So Weaver typed up a new rant on May 22: "Facebook’s new Oversight Board promises to be committed to freedom of expression. But that principle might better reflect an international standard, rather than a First Amendment-based American one." Weaver didn't mention that Facebook operates in nearly every country on the planet, so international standards should perhaps supercede parochial concerns.
The MRC's attacks on the oversight board haven't stopped. An Oct. 23 post by Kayla Sargent complained that 'the board is primarily comprised of leftists" -- the MRC's evidence of which is that one board member is a Muslim and another made a pun on Barron Trump's name during a congressional hearing -- and spreading the lie that "the suppression of conservative speech on the platform may not change at all, and could even get worse."
Sargent launched another attack on the oversight board on Nov. 4, stating that "The Facebook Oversight Board’s most radical member,Tawakkol Karman, who lives in Yemen, tweeted today praising the possibility of Trump’s defeat." That would be the Muslim member the MRC has previously lashed out at.
Dubiously owning the libs
Right-wing radio host Mark Levin was mad that Facebook put a block on the falsehoods he published on his page there. And his buddies at the MRC was eager to give Levin a platform to vent that anger. Hall did the stenography job in a Nov. 2 post:
Popular conservative talk radio host Mark Levin was targeted by Facebook on the evening before the 2020 U.S. presidential election.
Notice Hall's framing there. In his telling, the Grenell post that Levin reposted wasn't objectively, indisputably false; it's just that fact-checkers "claimed" it was false. Despite that framing, Hall offers no evidence to contradict anything the fact-checkers found. Hall let the whining continue:

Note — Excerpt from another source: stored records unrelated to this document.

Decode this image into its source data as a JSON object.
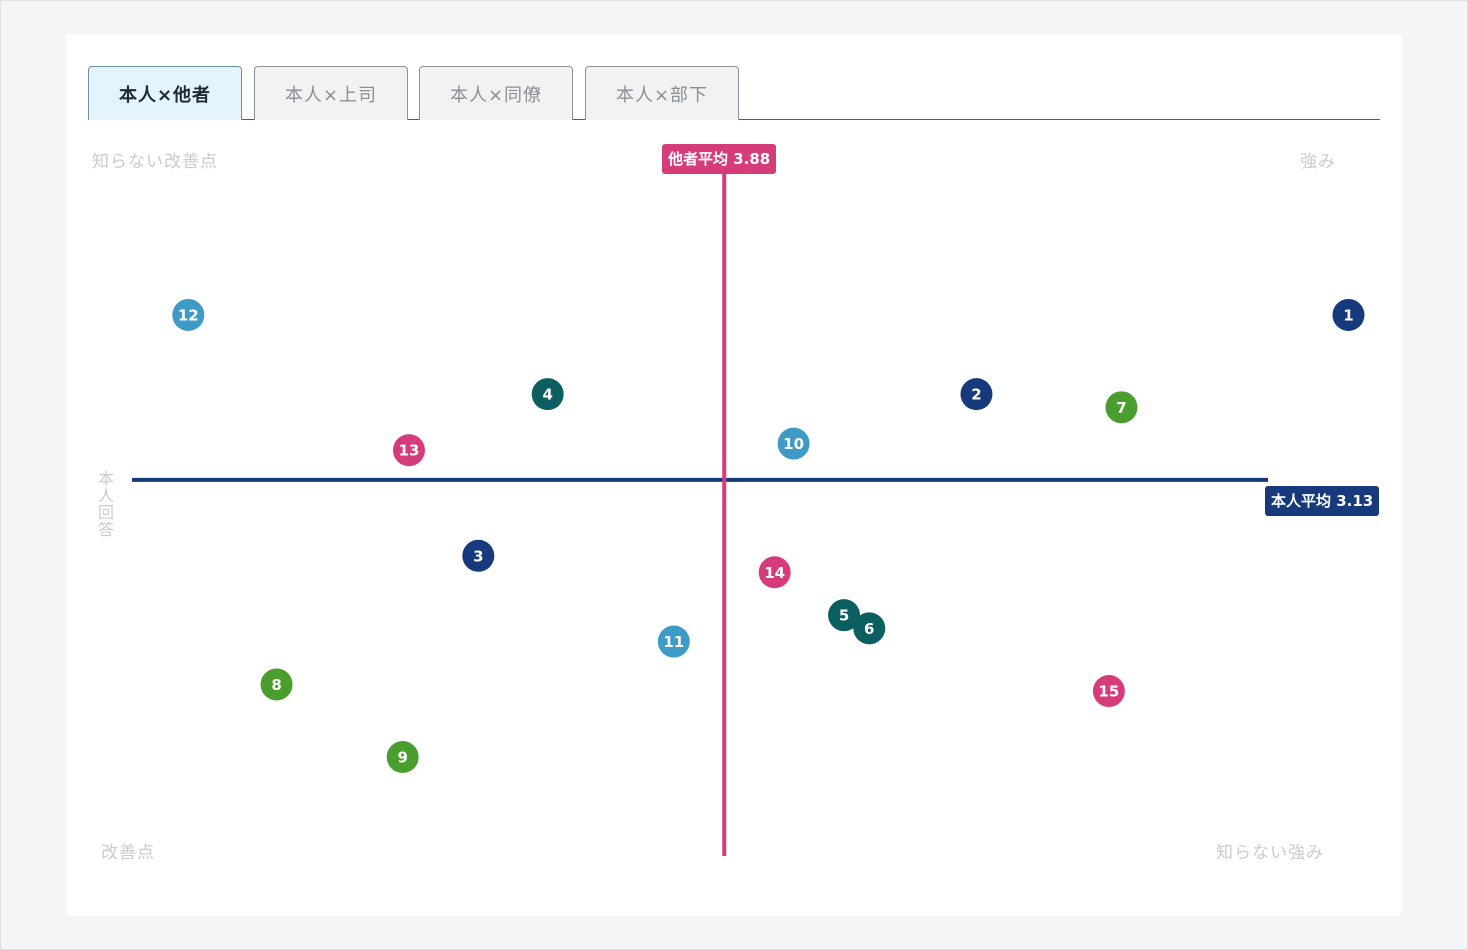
{
  "tabs": [
    {
      "label": "本人×他者",
      "active": true
    },
    {
      "label": "本人×上司",
      "active": false
    },
    {
      "label": "本人×同僚",
      "active": false
    },
    {
      "label": "本人×部下",
      "active": false
    }
  ],
  "quadrant_labels": {
    "top_left": "知らない改善点",
    "top_right": "強み",
    "bottom_left": "改善点",
    "bottom_right": "知らない強み"
  },
  "y_axis_label": "本人回答",
  "averages": {
    "others_label": "他者平均 3.88",
    "self_label": "本人平均 3.13"
  },
  "colors": {
    "navy": "#173a7c",
    "teal": "#0b5f60",
    "green": "#4a9e2e",
    "lightblue": "#3e9bc8",
    "pink": "#d63b7a"
  },
  "chart_data": {
    "type": "scatter",
    "x_label": "",
    "y_label": "本人回答",
    "x_avg": 3.88,
    "y_avg": 3.13,
    "xlim": [
      2.89,
      4.92
    ],
    "ylim": [
      1.99,
      4.13
    ],
    "points": [
      {
        "id": "1",
        "x": 4.87,
        "y": 3.63,
        "color": "navy"
      },
      {
        "id": "2",
        "x": 4.28,
        "y": 3.39,
        "color": "navy"
      },
      {
        "id": "3",
        "x": 3.49,
        "y": 2.9,
        "color": "navy"
      },
      {
        "id": "4",
        "x": 3.6,
        "y": 3.39,
        "color": "teal"
      },
      {
        "id": "5",
        "x": 4.07,
        "y": 2.72,
        "color": "teal"
      },
      {
        "id": "6",
        "x": 4.11,
        "y": 2.68,
        "color": "teal"
      },
      {
        "id": "7",
        "x": 4.51,
        "y": 3.35,
        "color": "green"
      },
      {
        "id": "8",
        "x": 3.17,
        "y": 2.51,
        "color": "green"
      },
      {
        "id": "9",
        "x": 3.37,
        "y": 2.29,
        "color": "green"
      },
      {
        "id": "10",
        "x": 3.99,
        "y": 3.24,
        "color": "lightblue"
      },
      {
        "id": "11",
        "x": 3.8,
        "y": 2.64,
        "color": "lightblue"
      },
      {
        "id": "12",
        "x": 3.03,
        "y": 3.63,
        "color": "lightblue"
      },
      {
        "id": "13",
        "x": 3.38,
        "y": 3.22,
        "color": "pink"
      },
      {
        "id": "14",
        "x": 3.96,
        "y": 2.85,
        "color": "pink"
      },
      {
        "id": "15",
        "x": 4.49,
        "y": 2.49,
        "color": "pink"
      }
    ]
  }
}
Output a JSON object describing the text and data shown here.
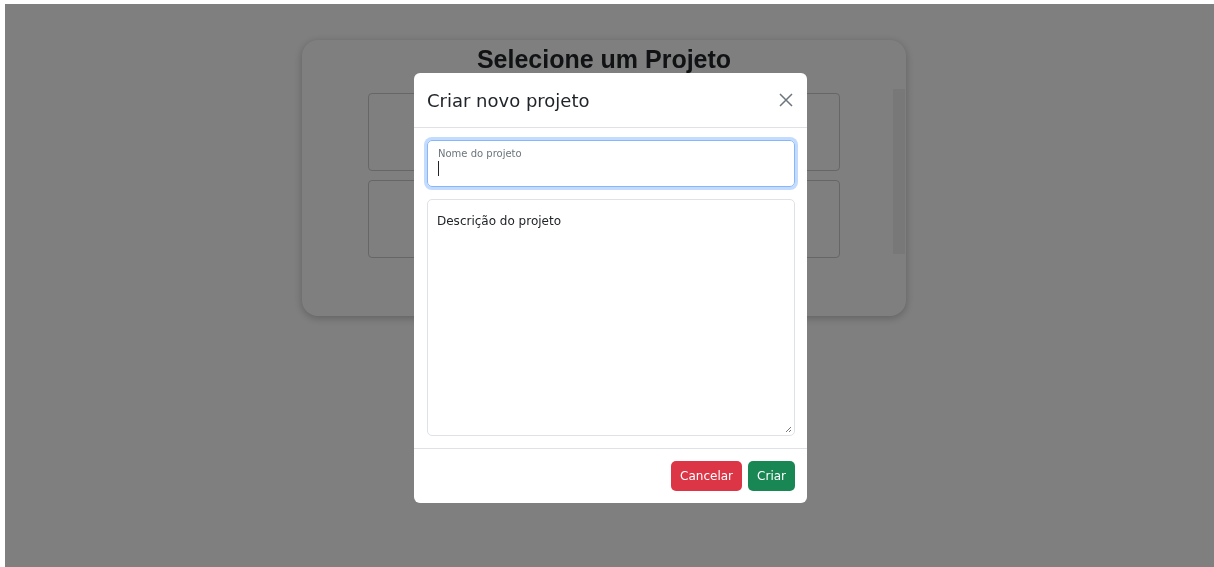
{
  "page": {
    "title": "Selecione um Projeto"
  },
  "modal": {
    "title": "Criar novo projeto",
    "fields": [
      {
        "kind": "floating-input",
        "label": "Nome do projeto",
        "focused": true
      },
      {
        "kind": "textarea",
        "placeholder": "Descrição do projeto",
        "focused": false
      }
    ],
    "buttons": [
      {
        "label": "Cancelar",
        "kind": "danger"
      },
      {
        "label": "Criar",
        "kind": "success"
      }
    ]
  }
}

Levin tweeted about another fact-check he had received earlier on November 2 as well:
The Hot Air article “Biden Stumbles Through Another Campaign Speech: ‘America Is Dead Because Of COVID-19’” included a link to a clip of Democratic nominee Joe Biden speaking about COVID-19 at a rally, proclaiming: “America is dead because of COVID-19.” But that Hot Air article now begins with an editor's note correcting the record: "The original version of this article stated that Joe Biden had said 'America’s Dead' during a campaign speech. In reality, Biden said 'Americans dead' in reference to the number of deaths caused by COVID-19. The incorrect references have been removed." And, yes, fact-checkers concur.

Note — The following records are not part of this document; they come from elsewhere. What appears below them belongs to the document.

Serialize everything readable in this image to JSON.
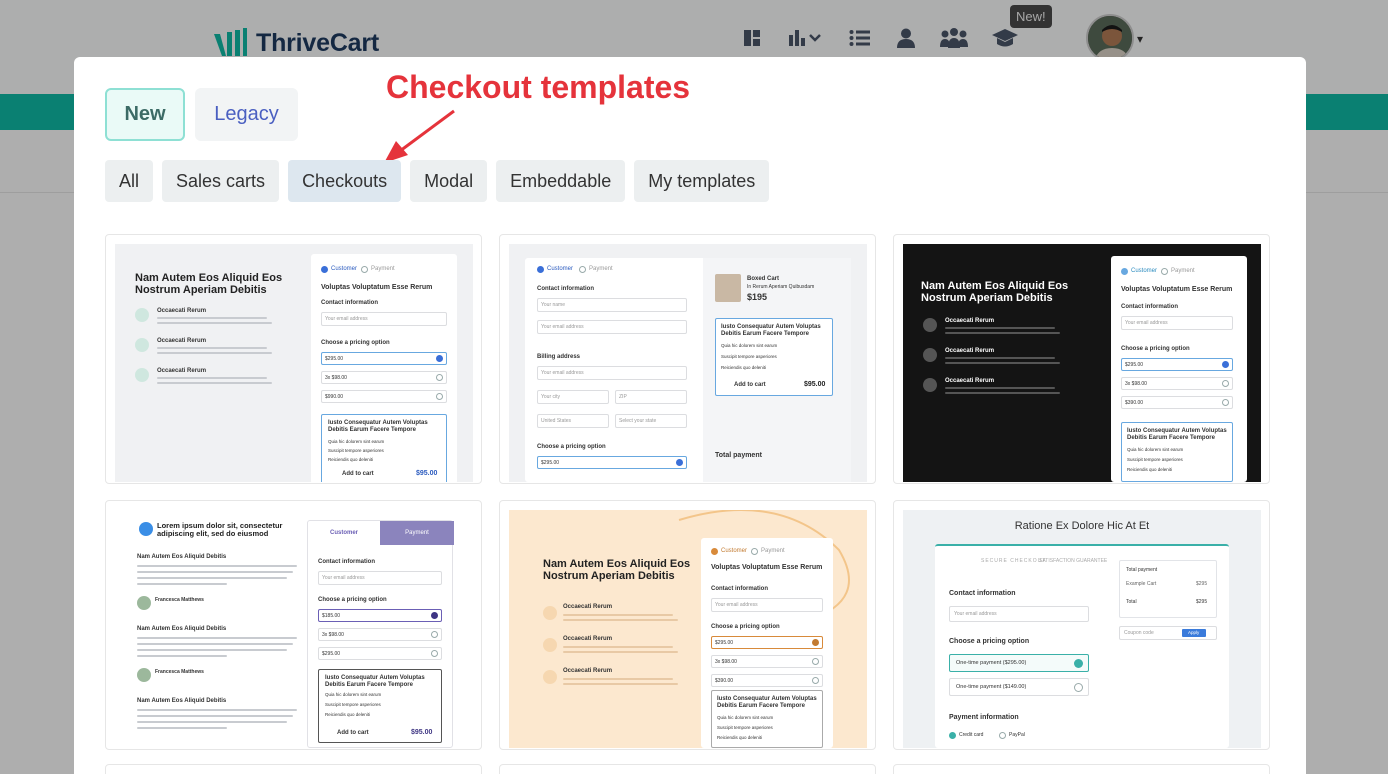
{
  "app": {
    "brand": "ThriveCart",
    "new_badge": "New!",
    "nav_icons": [
      "dashboard-icon",
      "analytics-icon",
      "list-icon",
      "user-icon",
      "team-icon",
      "graduation-cap-icon"
    ]
  },
  "modal": {
    "annotation": "Checkout templates",
    "toggle": {
      "new_label": "New",
      "legacy_label": "Legacy"
    },
    "filters": [
      {
        "label": "All"
      },
      {
        "label": "Sales carts"
      },
      {
        "label": "Checkouts"
      },
      {
        "label": "Modal"
      },
      {
        "label": "Embeddable"
      },
      {
        "label": "My templates"
      }
    ],
    "active_filter": "Checkouts"
  },
  "templates": [
    {
      "heading": "Nam Autem Eos Aliquid Eos Nostrum Aperiam Debitis",
      "steps": [
        "Customer",
        "Payment"
      ],
      "form_title": "Voluptas Voluptatum Esse Rerum",
      "contact": "Contact information",
      "email_placeholder": "Your email address",
      "pricing": "Choose a pricing option",
      "features": [
        "Occaecati Rerum",
        "Occaecati Rerum",
        "Occaecati Rerum"
      ],
      "bump_title": "Iusto Consequatur Autem Voluptas Debitis Earum Facere Tempore",
      "bump_items": [
        "Quia hic dolorem sint earum",
        "Suscipit tempore asperiores",
        "Reiciendis quo deleniti"
      ],
      "add_to_cart": "Add to cart",
      "price": "$95.00",
      "options": [
        "$295.00",
        "3x $98.00",
        "$990.00"
      ]
    },
    {
      "steps": [
        "Customer",
        "Payment"
      ],
      "contact": "Contact information",
      "name_placeholder": "Your name",
      "email_placeholder": "Your email address",
      "billing": "Billing address",
      "pricing": "Choose a pricing option",
      "product_title": "Boxed Cart",
      "product_sub": "In Rerum Aperiam Quibusdam",
      "product_price": "$195",
      "bump_title": "Iusto Consequatur Autem Voluptas Debitis Earum Facere Tempore",
      "bump_items": [
        "Quia hic dolorem sint earum",
        "Suscipit tempore asperiores",
        "Reiciendis quo deleniti"
      ],
      "add_to_cart": "Add to cart",
      "price": "$95.00",
      "total": "Total payment",
      "country": "United States",
      "state": "Select your state",
      "city": "Your city",
      "zip": "ZIP",
      "option": "$295.00"
    },
    {
      "heading": "Nam Autem Eos Aliquid Eos Nostrum Aperiam Debitis",
      "steps": [
        "Customer",
        "Payment"
      ],
      "form_title": "Voluptas Voluptatum Esse Rerum",
      "contact": "Contact information",
      "email_placeholder": "Your email address",
      "pricing": "Choose a pricing option",
      "features": [
        "Occaecati Rerum",
        "Occaecati Rerum",
        "Occaecati Rerum"
      ],
      "bump_title": "Iusto Consequatur Autem Voluptas Debitis Earum Facere Tempore",
      "bump_items": [
        "Quia hic dolorem sint earum",
        "Suscipit tempore asperiores",
        "Reiciendis quo deleniti"
      ],
      "options": [
        "$295.00",
        "3x $98.00",
        "$390.00"
      ]
    },
    {
      "heading": "Lorem ipsum dolor sit, consectetur adipiscing elit, sed do eiusmod",
      "tabs": [
        "Customer",
        "Payment"
      ],
      "contact": "Contact information",
      "email_placeholder": "Your email address",
      "pricing": "Choose a pricing option",
      "testimonials": [
        "Nam Autem Eos Aliquid Debitis",
        "Nam Autem Eos Aliquid Debitis",
        "Nam Autem Eos Aliquid Debitis"
      ],
      "author": "Francesca Matthews",
      "bump_title": "Iusto Consequatur Autem Voluptas Debitis Earum Facere Tempore",
      "bump_items": [
        "Quia hic dolorem sint earum",
        "Suscipit tempore asperiores",
        "Reiciendis quo deleniti"
      ],
      "add_to_cart": "Add to cart",
      "price": "$95.00",
      "options": [
        "$185.00",
        "3x $98.00",
        "$295.00"
      ]
    },
    {
      "heading": "Nam Autem Eos Aliquid Eos Nostrum Aperiam Debitis",
      "steps": [
        "Customer",
        "Payment"
      ],
      "form_title": "Voluptas Voluptatum Esse Rerum",
      "contact": "Contact information",
      "email_placeholder": "Your email address",
      "pricing": "Choose a pricing option",
      "features": [
        "Occaecati Rerum",
        "Occaecati Rerum",
        "Occaecati Rerum"
      ],
      "bump_title": "Iusto Consequatur Autem Voluptas Debitis Earum Facere Tempore",
      "bump_items": [
        "Quia hic dolorem sint earum",
        "Suscipit tempore asperiores",
        "Reiciendis quo deleniti"
      ],
      "options": [
        "$295.00",
        "3x $98.00",
        "$390.00"
      ]
    },
    {
      "heading": "Ratione Ex Dolore Hic At Et",
      "secure": "SECURE CHECKOUT",
      "guarantee": "SATISFACTION GUARANTEE",
      "contact": "Contact information",
      "email_placeholder": "Your email address",
      "pricing": "Choose a pricing option",
      "option1": "One-time payment ($295.00)",
      "option2": "One-time payment ($149.00)",
      "payment": "Payment information",
      "credit": "Credit card",
      "paypal": "PayPal",
      "total": "Total payment",
      "cart_name": "Example Cart",
      "cart_price": "$295",
      "total_label": "Total",
      "total_price": "$295",
      "coupon": "Coupon code",
      "apply": "Apply"
    }
  ],
  "colors": {
    "teal": "#0fb8a4",
    "annotation_red": "#e5333b",
    "legacy_blue": "#4a5fc1"
  }
}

In other words, Levin was lying about what Biden said.
Despite the fact that Levin is 0-for-2 here and Facebook was entirely justified to limit the exposure given to his false claims, Hall still had to push the MRC's dubious victimization narrative. So he huffed that "Big Tech has been doing everything it can to protect Biden as the 2020 election approaches" -- while not explaining how shutting down Levin's falsehoods equated to "protecting Biden" -- and spent the rest of his post rehashing how social media limited the spread of the still-unproven New York Post story about Hunter Biden's "alleged scandalous dealings" with Ukraine.
Then again, the narrative is more important than the truth as far as the MRC is concerned -- perhaps even more so when it comes to its buddy Levin.